**HOW TO COMPLETE THIS TASK:**
Once more, print the records exactly as given.

┌────────

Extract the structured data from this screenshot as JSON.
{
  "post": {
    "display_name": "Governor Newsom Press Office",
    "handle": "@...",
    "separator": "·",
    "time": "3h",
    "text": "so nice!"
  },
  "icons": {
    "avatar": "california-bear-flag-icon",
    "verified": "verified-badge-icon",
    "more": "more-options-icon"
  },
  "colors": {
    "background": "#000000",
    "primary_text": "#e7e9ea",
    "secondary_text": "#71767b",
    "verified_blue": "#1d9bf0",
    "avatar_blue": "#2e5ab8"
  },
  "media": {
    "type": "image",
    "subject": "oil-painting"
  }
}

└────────

**RESPONSE BOX:**
Extract the structured data from this screenshot as JSON.
{
  "post": {
    "display_name": "Governor Newsom Press Office",
    "handle": "@...",
    "separator": "·",
    "time": "3h",
    "text": "so nice!"
  },
  "icons": {
    "avatar": "california-bear-flag-icon",
    "verified": "verified-badge-icon",
    "more": "more-options-icon"
  },
  "colors": {
    "background": "#000000",
    "primary_text": "#e7e9ea",
    "secondary_text": "#71767b",
    "verified_blue": "#1d9bf0",
    "avatar_blue": "#2e5ab8"
  },
  "media": {
    "type": "image",
    "subject": "oil-painting"
  }
}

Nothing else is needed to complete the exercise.